Typically intravenous (IV) sedation is used during a colonoscopy. When it's time to start the examination, you will be asked to lie on your side. Once sedation takes effect, the colonoscope is inserted through the rectum and moved gently around the bends of the colon. As the colonoscope makes its way through the colon, the physician can see the lining of the colon on a television screen. Typically, the physician looks all the way to the end of the large intestine, and back, for anything unusual. The scoping process typically takes 30 minutes.
After your procedure, your nurse will take you into a recovery area, where the sedation quickly wears off. Your physician will talk to you about your test and any findings.
What Happens After a Colonoscopy?
Depending on the type of sedation (moderate or deep) used for your procedure, it can take anywhere from 30 minutes to an hour to recover from the sedation. You will need someone to drive you home because it can take up to a day for the full effects of the sedative to wear off. You should be able to resume normal activity the next day. Be sure to ask your doctor when you can resume taking any medications you had to stop taking before the colonoscopy.
Your doctor will talk to you when you are awake and go over the results with you. If a biopsy was taken, your doctor will do a follow-up to let you know the results. If a polyp was removed during your colonoscopy, your doctor may recommend having a follow-up colonoscopy in as little as three months depending on the size and number of polyps found. If no polyps were found, your next colonoscopy will need to be in 10 years, or sooner depending on your family history and other factors.
Possible findings include diverticulosis and polyps. If polyps (growths of tissue) are found, they will be removed during the colonoscopy and sent to a pathologist.
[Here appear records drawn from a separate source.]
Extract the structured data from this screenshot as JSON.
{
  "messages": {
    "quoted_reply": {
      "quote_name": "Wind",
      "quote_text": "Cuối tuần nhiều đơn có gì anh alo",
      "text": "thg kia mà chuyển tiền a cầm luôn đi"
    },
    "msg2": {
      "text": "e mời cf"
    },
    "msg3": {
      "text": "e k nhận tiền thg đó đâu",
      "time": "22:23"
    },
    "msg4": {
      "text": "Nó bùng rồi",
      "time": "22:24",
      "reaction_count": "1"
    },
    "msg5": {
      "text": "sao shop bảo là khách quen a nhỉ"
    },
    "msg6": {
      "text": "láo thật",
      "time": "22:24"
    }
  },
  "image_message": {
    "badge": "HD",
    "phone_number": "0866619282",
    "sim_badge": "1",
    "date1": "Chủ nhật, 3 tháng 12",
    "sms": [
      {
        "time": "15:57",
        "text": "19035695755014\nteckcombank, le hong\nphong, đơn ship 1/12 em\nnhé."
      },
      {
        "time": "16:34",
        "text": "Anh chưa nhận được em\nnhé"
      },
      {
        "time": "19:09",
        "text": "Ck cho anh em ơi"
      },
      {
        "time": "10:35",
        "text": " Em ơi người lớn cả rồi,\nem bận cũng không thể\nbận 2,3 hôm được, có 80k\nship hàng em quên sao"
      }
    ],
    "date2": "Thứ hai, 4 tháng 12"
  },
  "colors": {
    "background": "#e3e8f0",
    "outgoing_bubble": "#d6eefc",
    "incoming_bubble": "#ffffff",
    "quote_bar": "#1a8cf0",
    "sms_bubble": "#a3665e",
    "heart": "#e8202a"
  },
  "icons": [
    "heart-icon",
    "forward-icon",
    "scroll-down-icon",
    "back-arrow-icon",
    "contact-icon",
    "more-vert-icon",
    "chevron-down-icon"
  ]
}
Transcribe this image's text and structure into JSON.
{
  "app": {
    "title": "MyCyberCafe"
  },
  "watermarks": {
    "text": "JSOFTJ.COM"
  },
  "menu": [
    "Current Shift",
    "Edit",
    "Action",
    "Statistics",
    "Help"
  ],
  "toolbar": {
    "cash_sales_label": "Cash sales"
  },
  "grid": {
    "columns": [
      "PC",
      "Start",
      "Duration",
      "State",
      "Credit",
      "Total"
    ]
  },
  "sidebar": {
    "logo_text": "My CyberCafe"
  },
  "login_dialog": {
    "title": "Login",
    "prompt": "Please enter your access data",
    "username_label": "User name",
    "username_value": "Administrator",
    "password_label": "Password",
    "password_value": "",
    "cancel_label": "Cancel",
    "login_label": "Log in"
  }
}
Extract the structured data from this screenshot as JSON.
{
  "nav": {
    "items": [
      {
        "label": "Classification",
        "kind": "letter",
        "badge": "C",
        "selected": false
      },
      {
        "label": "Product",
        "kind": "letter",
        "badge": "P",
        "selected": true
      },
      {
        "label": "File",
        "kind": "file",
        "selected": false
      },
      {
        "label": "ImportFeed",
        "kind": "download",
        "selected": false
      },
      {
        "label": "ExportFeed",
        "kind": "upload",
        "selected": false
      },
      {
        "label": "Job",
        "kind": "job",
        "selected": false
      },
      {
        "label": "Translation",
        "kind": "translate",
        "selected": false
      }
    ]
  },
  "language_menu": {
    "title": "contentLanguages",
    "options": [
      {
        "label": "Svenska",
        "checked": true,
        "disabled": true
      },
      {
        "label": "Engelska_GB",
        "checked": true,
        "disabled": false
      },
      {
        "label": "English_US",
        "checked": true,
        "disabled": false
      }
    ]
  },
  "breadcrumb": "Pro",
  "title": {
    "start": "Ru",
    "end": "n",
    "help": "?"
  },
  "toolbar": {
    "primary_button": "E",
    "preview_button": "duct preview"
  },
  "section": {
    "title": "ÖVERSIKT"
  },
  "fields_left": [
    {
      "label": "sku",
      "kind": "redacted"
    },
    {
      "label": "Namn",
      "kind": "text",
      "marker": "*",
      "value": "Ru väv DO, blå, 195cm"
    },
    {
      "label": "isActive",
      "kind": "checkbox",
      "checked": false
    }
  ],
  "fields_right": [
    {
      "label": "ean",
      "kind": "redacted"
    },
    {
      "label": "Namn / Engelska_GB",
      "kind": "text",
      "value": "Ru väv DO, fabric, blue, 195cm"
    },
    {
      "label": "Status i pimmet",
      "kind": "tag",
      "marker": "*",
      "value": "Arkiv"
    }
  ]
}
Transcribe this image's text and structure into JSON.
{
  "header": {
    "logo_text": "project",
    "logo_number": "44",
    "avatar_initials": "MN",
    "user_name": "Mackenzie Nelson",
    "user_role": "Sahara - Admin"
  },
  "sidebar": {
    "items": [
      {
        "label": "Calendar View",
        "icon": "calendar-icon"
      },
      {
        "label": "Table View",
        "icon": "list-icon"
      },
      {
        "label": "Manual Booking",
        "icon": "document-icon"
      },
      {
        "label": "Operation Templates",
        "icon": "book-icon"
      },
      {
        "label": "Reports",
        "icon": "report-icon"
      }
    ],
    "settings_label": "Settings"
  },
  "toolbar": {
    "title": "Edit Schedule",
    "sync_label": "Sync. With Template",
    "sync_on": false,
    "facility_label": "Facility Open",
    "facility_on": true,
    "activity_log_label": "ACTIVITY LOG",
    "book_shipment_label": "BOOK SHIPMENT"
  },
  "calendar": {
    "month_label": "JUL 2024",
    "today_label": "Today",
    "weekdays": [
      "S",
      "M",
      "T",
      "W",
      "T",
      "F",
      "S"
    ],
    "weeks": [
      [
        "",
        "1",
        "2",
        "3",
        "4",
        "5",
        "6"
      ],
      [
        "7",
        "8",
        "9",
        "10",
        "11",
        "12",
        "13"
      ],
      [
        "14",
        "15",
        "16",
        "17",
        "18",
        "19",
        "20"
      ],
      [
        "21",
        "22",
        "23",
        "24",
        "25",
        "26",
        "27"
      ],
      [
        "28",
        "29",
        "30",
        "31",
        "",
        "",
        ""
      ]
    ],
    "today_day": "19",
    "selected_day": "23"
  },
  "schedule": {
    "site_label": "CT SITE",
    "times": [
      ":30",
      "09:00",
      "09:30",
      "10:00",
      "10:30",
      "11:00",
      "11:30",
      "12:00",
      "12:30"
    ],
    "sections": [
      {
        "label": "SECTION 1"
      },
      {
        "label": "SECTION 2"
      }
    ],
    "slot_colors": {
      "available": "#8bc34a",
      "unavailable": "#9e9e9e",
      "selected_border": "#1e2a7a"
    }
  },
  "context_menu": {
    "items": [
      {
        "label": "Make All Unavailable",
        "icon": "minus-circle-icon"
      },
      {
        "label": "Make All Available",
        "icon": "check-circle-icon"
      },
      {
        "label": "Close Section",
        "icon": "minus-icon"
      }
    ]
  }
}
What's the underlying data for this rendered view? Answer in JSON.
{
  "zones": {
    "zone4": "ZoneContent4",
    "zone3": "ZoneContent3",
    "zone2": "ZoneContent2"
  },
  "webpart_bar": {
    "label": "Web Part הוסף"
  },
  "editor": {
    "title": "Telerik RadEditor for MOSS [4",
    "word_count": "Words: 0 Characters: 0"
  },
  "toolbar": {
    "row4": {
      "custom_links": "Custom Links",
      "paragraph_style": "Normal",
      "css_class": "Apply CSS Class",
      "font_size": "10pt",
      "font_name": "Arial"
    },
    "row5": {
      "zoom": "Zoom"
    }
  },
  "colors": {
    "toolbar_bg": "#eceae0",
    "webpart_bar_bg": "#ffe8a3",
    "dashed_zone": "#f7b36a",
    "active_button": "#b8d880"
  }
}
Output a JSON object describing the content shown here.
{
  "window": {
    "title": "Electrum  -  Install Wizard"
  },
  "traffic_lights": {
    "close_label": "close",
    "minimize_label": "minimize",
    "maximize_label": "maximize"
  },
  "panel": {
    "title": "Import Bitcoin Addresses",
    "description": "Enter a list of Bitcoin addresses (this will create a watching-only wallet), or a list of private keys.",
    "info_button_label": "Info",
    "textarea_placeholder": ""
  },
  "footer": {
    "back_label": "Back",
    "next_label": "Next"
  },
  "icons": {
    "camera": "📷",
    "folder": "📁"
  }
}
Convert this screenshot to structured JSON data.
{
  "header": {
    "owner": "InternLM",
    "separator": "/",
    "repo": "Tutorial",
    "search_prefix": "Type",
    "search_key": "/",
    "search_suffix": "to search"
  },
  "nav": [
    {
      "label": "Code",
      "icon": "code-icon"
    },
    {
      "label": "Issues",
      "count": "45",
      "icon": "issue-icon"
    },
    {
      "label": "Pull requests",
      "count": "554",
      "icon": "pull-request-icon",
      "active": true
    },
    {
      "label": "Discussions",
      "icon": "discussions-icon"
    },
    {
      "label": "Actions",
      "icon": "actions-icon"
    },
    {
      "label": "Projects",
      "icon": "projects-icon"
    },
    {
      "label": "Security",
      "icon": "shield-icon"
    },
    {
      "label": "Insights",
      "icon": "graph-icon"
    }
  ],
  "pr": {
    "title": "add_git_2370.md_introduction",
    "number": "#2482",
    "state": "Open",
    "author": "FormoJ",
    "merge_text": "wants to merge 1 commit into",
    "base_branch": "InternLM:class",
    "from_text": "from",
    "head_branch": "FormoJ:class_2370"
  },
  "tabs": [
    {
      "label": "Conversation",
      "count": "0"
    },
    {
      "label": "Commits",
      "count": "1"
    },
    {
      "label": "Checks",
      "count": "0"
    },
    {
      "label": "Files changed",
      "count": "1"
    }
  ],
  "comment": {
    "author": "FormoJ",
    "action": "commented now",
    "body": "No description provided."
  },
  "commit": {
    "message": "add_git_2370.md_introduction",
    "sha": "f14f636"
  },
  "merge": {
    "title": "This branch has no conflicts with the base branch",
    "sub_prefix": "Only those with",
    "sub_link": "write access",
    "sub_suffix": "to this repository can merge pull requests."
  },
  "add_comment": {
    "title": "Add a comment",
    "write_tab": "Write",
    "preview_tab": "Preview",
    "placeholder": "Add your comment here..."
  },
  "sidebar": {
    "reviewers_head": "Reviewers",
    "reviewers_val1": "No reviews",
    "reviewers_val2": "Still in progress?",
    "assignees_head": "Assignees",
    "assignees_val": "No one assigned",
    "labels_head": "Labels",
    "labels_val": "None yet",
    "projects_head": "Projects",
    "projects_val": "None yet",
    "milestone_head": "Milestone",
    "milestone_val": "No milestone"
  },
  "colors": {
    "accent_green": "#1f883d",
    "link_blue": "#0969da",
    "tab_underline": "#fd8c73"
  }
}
Polyps are small growths in the lining of the colon. They are common and there are different types such as benign and cancerous polyps. While the overwhelming majority of polyps are benign, your physician will have it tested, and as soon as your lab results are ready, your physician will contact you to schedule a time to confirm the results with you.